#### WHAT TO PRODUCE:
Each line of the listing that contains "Tags" should be found and copied.

Segment Start: EXERCISE DATA

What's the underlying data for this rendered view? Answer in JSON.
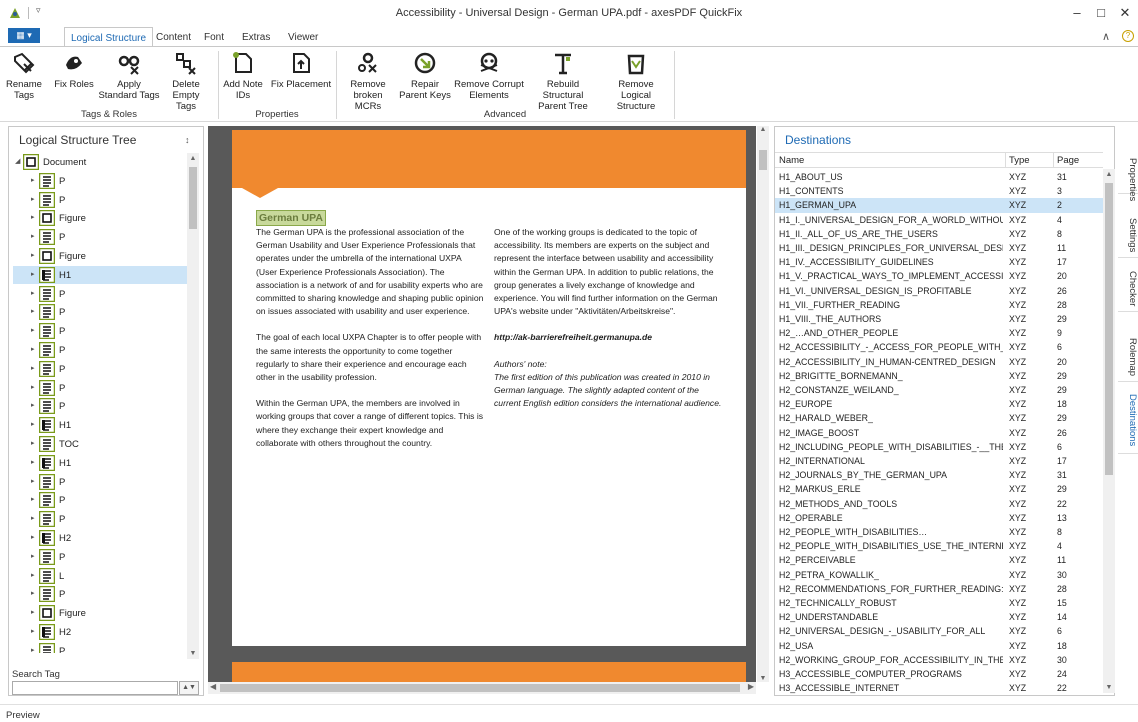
{
  "window": {
    "title": "Accessibility - Universal Design - German UPA.pdf - axesPDF QuickFix",
    "quick_access": "▿",
    "minimize": "–",
    "maximize": "□",
    "close": "✕"
  },
  "tabs": {
    "file_label": "▦ ▾",
    "items": [
      "Logical Structure",
      "Content",
      "Font",
      "Extras",
      "Viewer"
    ],
    "collapse": "∧",
    "help": "?"
  },
  "ribbon": {
    "buttons": [
      {
        "l1": "Rename",
        "l2": "Tags"
      },
      {
        "l1": "Fix Roles",
        "l2": ""
      },
      {
        "l1": "Apply",
        "l2": "Standard Tags"
      },
      {
        "l1": "Delete",
        "l2": "Empty Tags"
      },
      {
        "l1": "Add Note",
        "l2": "IDs"
      },
      {
        "l1": "Fix Placement",
        "l2": ""
      },
      {
        "l1": "Remove",
        "l2": "broken MCRs"
      },
      {
        "l1": "Repair",
        "l2": "Parent Keys"
      },
      {
        "l1": "Remove Corrupt",
        "l2": "Elements"
      },
      {
        "l1": "Rebuild Structural",
        "l2": "Parent Tree"
      },
      {
        "l1": "Remove Logical",
        "l2": "Structure"
      }
    ],
    "groups": [
      "Tags & Roles",
      "Properties",
      "Advanced"
    ]
  },
  "left_panel": {
    "title": "Logical Structure Tree",
    "pin": "↕",
    "tree": [
      {
        "label": "Document",
        "icon": "document-tag-icon",
        "expanded": true
      },
      {
        "label": "P",
        "icon": "paragraph-tag-icon"
      },
      {
        "label": "P",
        "icon": "paragraph-tag-icon"
      },
      {
        "label": "Figure",
        "icon": "figure-tag-icon"
      },
      {
        "label": "P",
        "icon": "paragraph-tag-icon"
      },
      {
        "label": "Figure",
        "icon": "figure-tag-icon"
      },
      {
        "label": "H1",
        "icon": "heading-tag-icon",
        "selected": true
      },
      {
        "label": "P",
        "icon": "paragraph-tag-icon"
      },
      {
        "label": "P",
        "icon": "paragraph-tag-icon"
      },
      {
        "label": "P",
        "icon": "paragraph-tag-icon"
      },
      {
        "label": "P",
        "icon": "paragraph-tag-icon"
      },
      {
        "label": "P",
        "icon": "paragraph-tag-icon"
      },
      {
        "label": "P",
        "icon": "paragraph-tag-icon"
      },
      {
        "label": "P",
        "icon": "paragraph-tag-icon"
      },
      {
        "label": "H1",
        "icon": "heading-tag-icon"
      },
      {
        "label": "TOC",
        "icon": "toc-tag-icon"
      },
      {
        "label": "H1",
        "icon": "heading-tag-icon"
      },
      {
        "label": "P",
        "icon": "paragraph-tag-icon"
      },
      {
        "label": "P",
        "icon": "paragraph-tag-icon"
      },
      {
        "label": "P",
        "icon": "paragraph-tag-icon"
      },
      {
        "label": "H2",
        "icon": "heading2-tag-icon"
      },
      {
        "label": "P",
        "icon": "paragraph-tag-icon"
      },
      {
        "label": "L",
        "icon": "list-tag-icon"
      },
      {
        "label": "P",
        "icon": "paragraph-tag-icon"
      },
      {
        "label": "Figure",
        "icon": "figure-tag-icon"
      },
      {
        "label": "H2",
        "icon": "heading2-tag-icon"
      },
      {
        "label": "P",
        "icon": "paragraph-tag-icon"
      }
    ],
    "search_label": "Search Tag",
    "search_value": ""
  },
  "document": {
    "heading": "German UPA",
    "left_col": [
      "The German UPA is the professional association of the German Usability and User Experience Professionals that operates under the umbrella of the international UXPA (User Experience Professionals Association). The association is a network of and for usability experts who are committed to sharing knowledge and shaping public opinion on issues associated with usability and user experience.",
      "The goal of each local UXPA Chapter is to offer people with the same interests the opportunity to come together regularly to share their experience and encourage each other in the usability profession.",
      "Within the German UPA, the members are involved in working groups that cover a range of different topics. This is where they exchange their expert knowledge and collaborate with others throughout the country."
    ],
    "right_col": [
      "One of the working groups is dedicated to the topic of accessibility. Its members are experts on the subject and represent the interface between usability and accessibility within the German UPA. In addition to public relations, the group generates a lively exchange of knowledge and experience. You will find further information on the German UPA's website under \"Aktivitäten/Arbeitskreise\"."
    ],
    "url": "http://ak-barrierefreiheit.germanupa.de",
    "note_title": "Authors' note:",
    "note_text": "The first edition of this publication was created in 2010 in German language. The slightly adapted content of the current English edition considers the international audience."
  },
  "destinations": {
    "title": "Destinations",
    "pin": "↕",
    "columns": [
      "Name",
      "Type",
      "Page"
    ],
    "rows": [
      [
        "H1_ABOUT_US",
        "XYZ",
        "31"
      ],
      [
        "H1_CONTENTS",
        "XYZ",
        "3"
      ],
      [
        "H1_GERMAN_UPA",
        "XYZ",
        "2"
      ],
      [
        "H1_I._UNIVERSAL_DESIGN_FOR_A_WORLD_WITHOU...",
        "XYZ",
        "4"
      ],
      [
        "H1_II._ALL_OF_US_ARE_THE_USERS",
        "XYZ",
        "8"
      ],
      [
        "H1_III._DESIGN_PRINCIPLES_FOR_UNIVERSAL_DESIGN",
        "XYZ",
        "11"
      ],
      [
        "H1_IV._ACCESSIBILITY_GUIDELINES",
        "XYZ",
        "17"
      ],
      [
        "H1_V._PRACTICAL_WAYS_TO_IMPLEMENT_ACCESSIBI...",
        "XYZ",
        "20"
      ],
      [
        "H1_VI._UNIVERSAL_DESIGN_IS_PROFITABLE",
        "XYZ",
        "26"
      ],
      [
        "H1_VII._FURTHER_READING",
        "XYZ",
        "28"
      ],
      [
        "H1_VIII._THE_AUTHORS",
        "XYZ",
        "29"
      ],
      [
        "H2_…AND_OTHER_PEOPLE",
        "XYZ",
        "9"
      ],
      [
        "H2_ACCESSIBILITY_-_ACCESS_FOR_PEOPLE_WITH_D...",
        "XYZ",
        "6"
      ],
      [
        "H2_ACCESSIBILITY_IN_HUMAN-CENTRED_DESIGN",
        "XYZ",
        "20"
      ],
      [
        "H2_BRIGITTE_BORNEMANN_",
        "XYZ",
        "29"
      ],
      [
        "H2_CONSTANZE_WEILAND_",
        "XYZ",
        "29"
      ],
      [
        "H2_EUROPE",
        "XYZ",
        "18"
      ],
      [
        "H2_HARALD_WEBER_",
        "XYZ",
        "29"
      ],
      [
        "H2_IMAGE_BOOST",
        "XYZ",
        "26"
      ],
      [
        "H2_INCLUDING_PEOPLE_WITH_DISABILITIES_-__THE...",
        "XYZ",
        "6"
      ],
      [
        "H2_INTERNATIONAL",
        "XYZ",
        "17"
      ],
      [
        "H2_JOURNALS_BY_THE_GERMAN_UPA",
        "XYZ",
        "31"
      ],
      [
        "H2_MARKUS_ERLE",
        "XYZ",
        "29"
      ],
      [
        "H2_METHODS_AND_TOOLS",
        "XYZ",
        "22"
      ],
      [
        "H2_OPERABLE",
        "XYZ",
        "13"
      ],
      [
        "H2_PEOPLE_WITH_DISABILITIES…",
        "XYZ",
        "8"
      ],
      [
        "H2_PEOPLE_WITH_DISABILITIES_USE_THE_INTERNET",
        "XYZ",
        "4"
      ],
      [
        "H2_PERCEIVABLE",
        "XYZ",
        "11"
      ],
      [
        "H2_PETRA_KOWALLIK_",
        "XYZ",
        "30"
      ],
      [
        "H2_RECOMMENDATIONS_FOR_FURTHER_READING:",
        "XYZ",
        "28"
      ],
      [
        "H2_TECHNICALLY_ROBUST",
        "XYZ",
        "15"
      ],
      [
        "H2_UNDERSTANDABLE",
        "XYZ",
        "14"
      ],
      [
        "H2_UNIVERSAL_DESIGN_-_USABILITY_FOR_ALL",
        "XYZ",
        "6"
      ],
      [
        "H2_USA",
        "XYZ",
        "18"
      ],
      [
        "H2_WORKING_GROUP_FOR_ACCESSIBILITY_IN_THE_...",
        "XYZ",
        "30"
      ],
      [
        "H3_ACCESSIBLE_COMPUTER_PROGRAMS",
        "XYZ",
        "24"
      ],
      [
        "H3_ACCESSIBLE_INTERNET",
        "XYZ",
        "22"
      ]
    ],
    "selected_index": 2
  },
  "side_tabs": [
    "Properties",
    "Settings",
    "Checker",
    "Rolemap",
    "Destinations"
  ],
  "status": {
    "text": "Preview"
  },
  "colors": {
    "accent": "#1e6ab4",
    "selection": "#cce4f7",
    "tag_icon": "#7a9a1a",
    "page_orange": "#f0892f"
  }
}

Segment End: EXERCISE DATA

#### WRITTEN ANSWER:
        "l2": "Tags"
        "l2": "Standard Tags"
        "l2": "Empty Tags"
      "Tags & Roles",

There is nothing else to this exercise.